→ **To do**
Repeat the whole listing word for word, skipping pictures.
________
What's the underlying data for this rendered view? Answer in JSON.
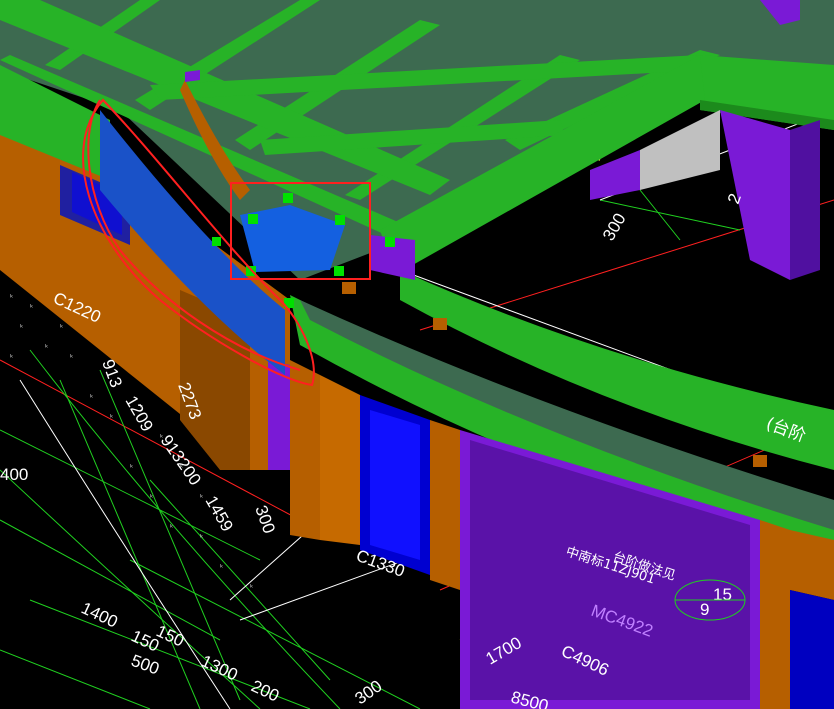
{
  "viewport": {
    "background": "#000000",
    "colors": {
      "beam_green": "#27b327",
      "slab_green": "#3d6a50",
      "column_purple": "#7a1ad6",
      "wall_orange": "#b65f00",
      "selected_beam_blue": "#1a52c8",
      "grip_green": "#00e000",
      "annotation_red": "#ff2020",
      "axis_yellow": "#ffff30",
      "dimension_green": "#20d020"
    },
    "labels": {
      "window_c1220": "C1220",
      "window_c1330": "C1330",
      "door_mc4922": "MC4922",
      "door_c4906": "C4906",
      "dim_300_top": "300",
      "dim_2l": "2",
      "dim_913": "913",
      "dim_1209": "1209",
      "dim_2273": "2273",
      "dim_913200": "913200",
      "dim_1459": "1459",
      "dim_300_mid": "300",
      "dim_400": "400",
      "dim_1400": "1400",
      "dim_150": "150",
      "dim_1500": "150",
      "dim_500": "500",
      "dim_1300": "1300",
      "dim_200": "200",
      "dim_300_low": "300",
      "dim_1700": "1700",
      "dim_8500": "8500",
      "cjk_line1": "台阶做法见",
      "cjk_line2": "中南标11ZJ901",
      "ref_num_top": "15",
      "ref_num_bottom": "9",
      "tag_bracket": "(台阶"
    }
  }
}
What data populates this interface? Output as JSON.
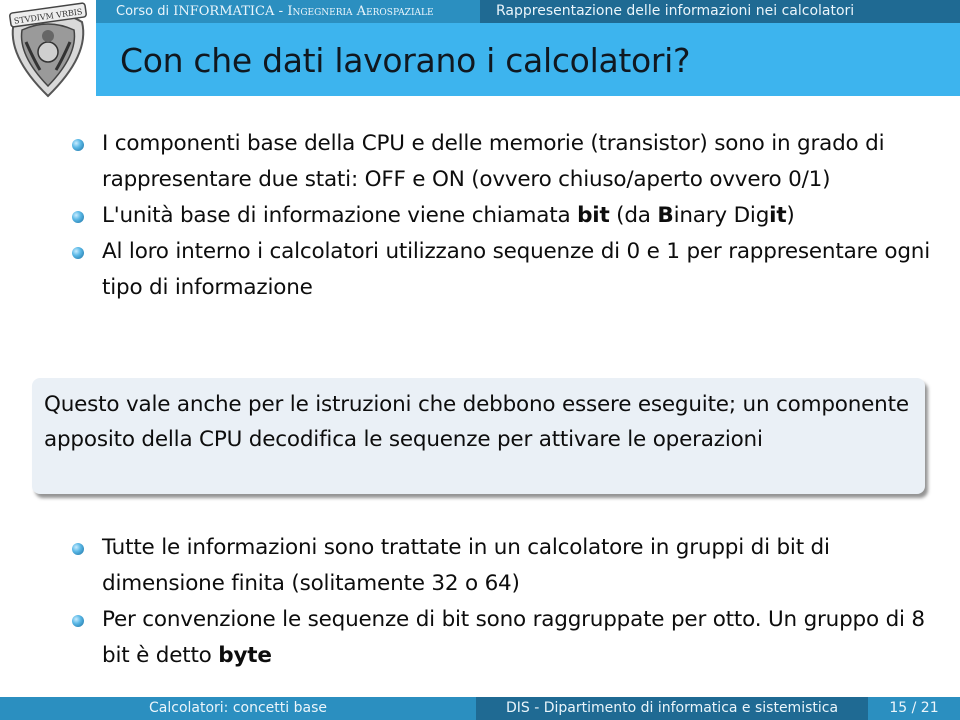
{
  "header": {
    "course_prefix": "Corso di ",
    "course_name": "INFORMATICA",
    "course_sep": " - ",
    "course_faculty": "Ingegneria Aerospaziale",
    "section": "Rappresentazione delle informazioni nei calcolatori",
    "logo_label": "STVDIVM VRBIS"
  },
  "slide": {
    "title": "Con che dati lavorano i calcolatori?",
    "bullets_top": [
      {
        "text": "I componenti base della CPU e delle memorie (transistor) sono in grado di rappresentare due stati: OFF e ON (ovvero chiuso/aperto ovvero 0/1)"
      },
      {
        "pre": "L'unità base di informazione viene chiamata ",
        "bold1": "bit",
        "mid1": " (da ",
        "bold2": "B",
        "mid2": "inary Dig",
        "bold3": "it",
        "post": ")"
      },
      {
        "text": "Al loro interno i calcolatori utilizzano sequenze di 0 e 1 per rappresentare ogni tipo di informazione"
      }
    ],
    "block_text": "Questo vale anche per le istruzioni che debbono essere eseguite; un componente apposito della CPU decodifica le sequenze per attivare le operazioni",
    "bullets_bottom": [
      {
        "text": "Tutte le informazioni sono trattate in un calcolatore in gruppi di bit di dimensione finita (solitamente 32 o 64)"
      },
      {
        "pre": "Per convenzione le sequenze di bit sono raggruppate per otto. Un gruppo di 8 bit è detto ",
        "bold": "byte"
      }
    ]
  },
  "footer": {
    "topic": "Calcolatori: concetti base",
    "department": "DIS - Dipartimento di informatica e sistemistica",
    "page": "15 / 21"
  },
  "colors": {
    "title_bar": "#3db4ee",
    "header_left": "#2b8fc0",
    "header_right": "#1f6a93",
    "block_bg": "#eaf0f6"
  }
}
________
→ **Solved exercise**
What's the underlying data for this rendered view? Answer in JSON.
{
  "viewport": {
    "background": "#000000",
    "colors": {
      "beam_green": "#27b327",
      "slab_green": "#3d6a50",
      "column_purple": "#7a1ad6",
      "wall_orange": "#b65f00",
      "selected_beam_blue": "#1a52c8",
      "grip_green": "#00e000",
      "annotation_red": "#ff2020",
      "axis_yellow": "#ffff30",
      "dimension_green": "#20d020"
    },
    "labels": {
      "window_c1220": "C1220",
      "window_c1330": "C1330",
      "door_mc4922": "MC4922",
      "door_c4906": "C4906",
      "dim_300_top": "300",
      "dim_2l": "2",
      "dim_913": "913",
      "dim_1209": "1209",
      "dim_2273": "2273",
      "dim_913200": "913200",
      "dim_1459": "1459",
      "dim_300_mid": "300",
      "dim_400": "400",
      "dim_1400": "1400",
      "dim_150": "150",
      "dim_1500": "150",
      "dim_500": "500",
      "dim_1300": "1300",
      "dim_200": "200",
      "dim_300_low": "300",
      "dim_1700": "1700",
      "dim_8500": "8500",
      "cjk_line1": "台阶做法见",
      "cjk_line2": "中南标11ZJ901",
      "ref_num_top": "15",
      "ref_num_bottom": "9",
      "tag_bracket": "(台阶"
    }
  }
}
What data populates this interface? Output as JSON.
{
  "header": {
    "course_prefix": "Corso di ",
    "course_name": "INFORMATICA",
    "course_sep": " - ",
    "course_faculty": "Ingegneria Aerospaziale",
    "section": "Rappresentazione delle informazioni nei calcolatori",
    "logo_label": "STVDIVM VRBIS"
  },
  "slide": {
    "title": "Con che dati lavorano i calcolatori?",
    "bullets_top": [
      {
        "text": "I componenti base della CPU e delle memorie (transistor) sono in grado di rappresentare due stati: OFF e ON (ovvero chiuso/aperto ovvero 0/1)"
      },
      {
        "pre": "L'unità base di informazione viene chiamata ",
        "bold1": "bit",
        "mid1": " (da ",
        "bold2": "B",
        "mid2": "inary Dig",
        "bold3": "it",
        "post": ")"
      },
      {
        "text": "Al loro interno i calcolatori utilizzano sequenze di 0 e 1 per rappresentare ogni tipo di informazione"
      }
    ],
    "block_text": "Questo vale anche per le istruzioni che debbono essere eseguite; un componente apposito della CPU decodifica le sequenze per attivare le operazioni",
    "bullets_bottom": [
      {
        "text": "Tutte le informazioni sono trattate in un calcolatore in gruppi di bit di dimensione finita (solitamente 32 o 64)"
      },
      {
        "pre": "Per convenzione le sequenze di bit sono raggruppate per otto. Un gruppo di 8 bit è detto ",
        "bold": "byte"
      }
    ]
  },
  "footer": {
    "topic": "Calcolatori: concetti base",
    "department": "DIS - Dipartimento di informatica e sistemistica",
    "page": "15 / 21"
  },
  "colors": {
    "title_bar": "#3db4ee",
    "header_left": "#2b8fc0",
    "header_right": "#1f6a93",
    "block_bg": "#eaf0f6"
  }
}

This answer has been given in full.